▸ **What the task requires**
Only an exact repetition of every entry counts as the answer.

▸ **Material supplied**
..............................

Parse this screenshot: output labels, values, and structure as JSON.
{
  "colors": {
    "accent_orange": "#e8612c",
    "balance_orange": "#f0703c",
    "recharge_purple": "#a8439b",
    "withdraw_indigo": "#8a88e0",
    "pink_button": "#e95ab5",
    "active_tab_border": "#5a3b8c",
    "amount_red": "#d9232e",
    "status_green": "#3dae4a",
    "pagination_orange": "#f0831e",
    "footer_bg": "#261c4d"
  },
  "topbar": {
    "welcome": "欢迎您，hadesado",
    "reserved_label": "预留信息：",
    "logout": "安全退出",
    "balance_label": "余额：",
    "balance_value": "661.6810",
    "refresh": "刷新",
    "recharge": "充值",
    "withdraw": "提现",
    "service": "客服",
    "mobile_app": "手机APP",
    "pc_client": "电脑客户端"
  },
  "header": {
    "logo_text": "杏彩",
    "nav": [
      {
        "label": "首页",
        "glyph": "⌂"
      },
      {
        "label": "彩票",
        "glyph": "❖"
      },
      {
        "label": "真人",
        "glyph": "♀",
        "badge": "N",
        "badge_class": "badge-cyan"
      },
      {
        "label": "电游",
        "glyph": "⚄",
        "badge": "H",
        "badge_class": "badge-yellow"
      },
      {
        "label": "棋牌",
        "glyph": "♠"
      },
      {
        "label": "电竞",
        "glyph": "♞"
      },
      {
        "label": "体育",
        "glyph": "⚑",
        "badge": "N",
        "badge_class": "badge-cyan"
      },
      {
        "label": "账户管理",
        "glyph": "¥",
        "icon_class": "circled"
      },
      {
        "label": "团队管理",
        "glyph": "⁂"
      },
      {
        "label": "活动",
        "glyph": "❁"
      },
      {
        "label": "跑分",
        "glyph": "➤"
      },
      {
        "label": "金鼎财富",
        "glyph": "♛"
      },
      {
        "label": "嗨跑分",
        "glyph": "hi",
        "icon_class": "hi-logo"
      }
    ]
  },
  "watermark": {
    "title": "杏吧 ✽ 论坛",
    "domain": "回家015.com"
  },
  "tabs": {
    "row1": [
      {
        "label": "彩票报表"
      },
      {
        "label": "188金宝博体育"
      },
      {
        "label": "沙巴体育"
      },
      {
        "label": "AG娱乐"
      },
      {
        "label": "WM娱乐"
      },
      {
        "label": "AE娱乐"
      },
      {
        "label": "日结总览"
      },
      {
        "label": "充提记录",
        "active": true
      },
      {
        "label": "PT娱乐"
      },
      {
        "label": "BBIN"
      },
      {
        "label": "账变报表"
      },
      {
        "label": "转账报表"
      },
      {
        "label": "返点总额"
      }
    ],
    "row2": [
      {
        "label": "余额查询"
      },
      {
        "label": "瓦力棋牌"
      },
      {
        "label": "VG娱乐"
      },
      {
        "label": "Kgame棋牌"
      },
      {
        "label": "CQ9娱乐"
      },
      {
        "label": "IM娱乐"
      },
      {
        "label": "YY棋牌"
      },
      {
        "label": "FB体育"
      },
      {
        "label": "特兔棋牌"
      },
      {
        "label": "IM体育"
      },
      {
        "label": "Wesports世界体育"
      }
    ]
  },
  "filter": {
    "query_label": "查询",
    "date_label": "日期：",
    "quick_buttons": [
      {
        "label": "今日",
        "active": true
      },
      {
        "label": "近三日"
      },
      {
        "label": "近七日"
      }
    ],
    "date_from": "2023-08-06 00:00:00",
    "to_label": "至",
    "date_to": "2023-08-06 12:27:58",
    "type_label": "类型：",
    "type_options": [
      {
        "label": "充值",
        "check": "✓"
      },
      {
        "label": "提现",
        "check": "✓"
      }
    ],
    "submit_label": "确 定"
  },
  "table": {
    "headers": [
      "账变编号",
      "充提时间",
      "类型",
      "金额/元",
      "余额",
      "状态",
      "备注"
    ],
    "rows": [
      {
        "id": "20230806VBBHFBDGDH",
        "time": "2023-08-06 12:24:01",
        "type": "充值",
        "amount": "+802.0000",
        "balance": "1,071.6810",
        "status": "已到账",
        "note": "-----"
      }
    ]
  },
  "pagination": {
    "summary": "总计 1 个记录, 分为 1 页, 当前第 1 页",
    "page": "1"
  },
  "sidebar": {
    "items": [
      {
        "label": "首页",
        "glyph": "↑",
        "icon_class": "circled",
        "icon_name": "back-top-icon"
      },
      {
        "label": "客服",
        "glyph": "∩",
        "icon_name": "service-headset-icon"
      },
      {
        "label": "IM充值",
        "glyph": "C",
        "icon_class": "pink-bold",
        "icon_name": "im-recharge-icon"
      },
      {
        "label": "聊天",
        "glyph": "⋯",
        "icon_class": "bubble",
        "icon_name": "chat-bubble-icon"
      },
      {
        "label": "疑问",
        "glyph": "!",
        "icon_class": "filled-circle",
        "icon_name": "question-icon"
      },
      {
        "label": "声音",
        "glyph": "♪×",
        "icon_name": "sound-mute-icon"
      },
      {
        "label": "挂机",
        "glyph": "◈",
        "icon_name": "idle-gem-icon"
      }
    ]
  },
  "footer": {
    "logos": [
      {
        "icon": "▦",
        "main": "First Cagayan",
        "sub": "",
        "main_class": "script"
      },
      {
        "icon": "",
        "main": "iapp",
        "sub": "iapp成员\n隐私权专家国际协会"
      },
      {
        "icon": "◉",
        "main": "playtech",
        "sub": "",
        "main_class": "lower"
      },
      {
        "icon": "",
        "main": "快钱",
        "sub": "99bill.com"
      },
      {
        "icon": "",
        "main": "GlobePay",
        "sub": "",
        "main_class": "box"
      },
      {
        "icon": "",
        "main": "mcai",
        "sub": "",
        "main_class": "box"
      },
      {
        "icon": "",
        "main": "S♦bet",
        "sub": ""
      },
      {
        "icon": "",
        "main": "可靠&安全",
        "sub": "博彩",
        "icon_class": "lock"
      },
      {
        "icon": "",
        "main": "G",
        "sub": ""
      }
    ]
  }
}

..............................

▸ **Solution to the problem**
Parse this screenshot: output labels, values, and structure as JSON.
{
  "colors": {
    "accent_orange": "#e8612c",
    "balance_orange": "#f0703c",
    "recharge_purple": "#a8439b",
    "withdraw_indigo": "#8a88e0",
    "pink_button": "#e95ab5",
    "active_tab_border": "#5a3b8c",
    "amount_red": "#d9232e",
    "status_green": "#3dae4a",
    "pagination_orange": "#f0831e",
    "footer_bg": "#261c4d"
  },
  "topbar": {
    "welcome": "欢迎您，hadesado",
    "reserved_label": "预留信息：",
    "logout": "安全退出",
    "balance_label": "余额：",
    "balance_value": "661.6810",
    "refresh": "刷新",
    "recharge": "充值",
    "withdraw": "提现",
    "service": "客服",
    "mobile_app": "手机APP",
    "pc_client": "电脑客户端"
  },
  "header": {
    "logo_text": "杏彩",
    "nav": [
      {
        "label": "首页",
        "glyph": "⌂"
      },
      {
        "label": "彩票",
        "glyph": "❖"
      },
      {
        "label": "真人",
        "glyph": "♀",
        "badge": "N",
        "badge_class": "badge-cyan"
      },
      {
        "label": "电游",
        "glyph": "⚄",
        "badge": "H",
        "badge_class": "badge-yellow"
      },
      {
        "label": "棋牌",
        "glyph": "♠"
      },
      {
        "label": "电竞",
        "glyph": "♞"
      },
      {
        "label": "体育",
        "glyph": "⚑",
        "badge": "N",
        "badge_class": "badge-cyan"
      },
      {
        "label": "账户管理",
        "glyph": "¥",
        "icon_class": "circled"
      },
      {
        "label": "团队管理",
        "glyph": "⁂"
      },
      {
        "label": "活动",
        "glyph": "❁"
      },
      {
        "label": "跑分",
        "glyph": "➤"
      },
      {
        "label": "金鼎财富",
        "glyph": "♛"
      },
      {
        "label": "嗨跑分",
        "glyph": "hi",
        "icon_class": "hi-logo"
      }
    ]
  },
  "watermark": {
    "title": "杏吧 ✽ 论坛",
    "domain": "回家015.com"
  },
  "tabs": {
    "row1": [
      {
        "label": "彩票报表"
      },
      {
        "label": "188金宝博体育"
      },
      {
        "label": "沙巴体育"
      },
      {
        "label": "AG娱乐"
      },
      {
        "label": "WM娱乐"
      },
      {
        "label": "AE娱乐"
      },
      {
        "label": "日结总览"
      },
      {
        "label": "充提记录",
        "active": true
      },
      {
        "label": "PT娱乐"
      },
      {
        "label": "BBIN"
      },
      {
        "label": "账变报表"
      },
      {
        "label": "转账报表"
      },
      {
        "label": "返点总额"
      }
    ],
    "row2": [
      {
        "label": "余额查询"
      },
      {
        "label": "瓦力棋牌"
      },
      {
        "label": "VG娱乐"
      },
      {
        "label": "Kgame棋牌"
      },
      {
        "label": "CQ9娱乐"
      },
      {
        "label": "IM娱乐"
      },
      {
        "label": "YY棋牌"
      },
      {
        "label": "FB体育"
      },
      {
        "label": "特兔棋牌"
      },
      {
        "label": "IM体育"
      },
      {
        "label": "Wesports世界体育"
      }
    ]
  },
  "filter": {
    "query_label": "查询",
    "date_label": "日期：",
    "quick_buttons": [
      {
        "label": "今日",
        "active": true
      },
      {
        "label": "近三日"
      },
      {
        "label": "近七日"
      }
    ],
    "date_from": "2023-08-06 00:00:00",
    "to_label": "至",
    "date_to": "2023-08-06 12:27:58",
    "type_label": "类型：",
    "type_options": [
      {
        "label": "充值",
        "check": "✓"
      },
      {
        "label": "提现",
        "check": "✓"
      }
    ],
    "submit_label": "确 定"
  },
  "table": {
    "headers": [
      "账变编号",
      "充提时间",
      "类型",
      "金额/元",
      "余额",
      "状态",
      "备注"
    ],
    "rows": [
      {
        "id": "20230806VBBHFBDGDH",
        "time": "2023-08-06 12:24:01",
        "type": "充值",
        "amount": "+802.0000",
        "balance": "1,071.6810",
        "status": "已到账",
        "note": "-----"
      }
    ]
  },
  "pagination": {
    "summary": "总计 1 个记录, 分为 1 页, 当前第 1 页",
    "page": "1"
  },
  "sidebar": {
    "items": [
      {
        "label": "首页",
        "glyph": "↑",
        "icon_class": "circled",
        "icon_name": "back-top-icon"
      },
      {
        "label": "客服",
        "glyph": "∩",
        "icon_name": "service-headset-icon"
      },
      {
        "label": "IM充值",
        "glyph": "C",
        "icon_class": "pink-bold",
        "icon_name": "im-recharge-icon"
      },
      {
        "label": "聊天",
        "glyph": "⋯",
        "icon_class": "bubble",
        "icon_name": "chat-bubble-icon"
      },
      {
        "label": "疑问",
        "glyph": "!",
        "icon_class": "filled-circle",
        "icon_name": "question-icon"
      },
      {
        "label": "声音",
        "glyph": "♪×",
        "icon_name": "sound-mute-icon"
      },
      {
        "label": "挂机",
        "glyph": "◈",
        "icon_name": "idle-gem-icon"
      }
    ]
  },
  "footer": {
    "logos": [
      {
        "icon": "▦",
        "main": "First Cagayan",
        "sub": "",
        "main_class": "script"
      },
      {
        "icon": "",
        "main": "iapp",
        "sub": "iapp成员\n隐私权专家国际协会"
      },
      {
        "icon": "◉",
        "main": "playtech",
        "sub": "",
        "main_class": "lower"
      },
      {
        "icon": "",
        "main": "快钱",
        "sub": "99bill.com"
      },
      {
        "icon": "",
        "main": "GlobePay",
        "sub": "",
        "main_class": "box"
      },
      {
        "icon": "",
        "main": "mcai",
        "sub": "",
        "main_class": "box"
      },
      {
        "icon": "",
        "main": "S♦bet",
        "sub": ""
      },
      {
        "icon": "",
        "main": "可靠&安全",
        "sub": "博彩",
        "icon_class": "lock"
      },
      {
        "icon": "",
        "main": "G",
        "sub": ""
      }
    ]
  }
}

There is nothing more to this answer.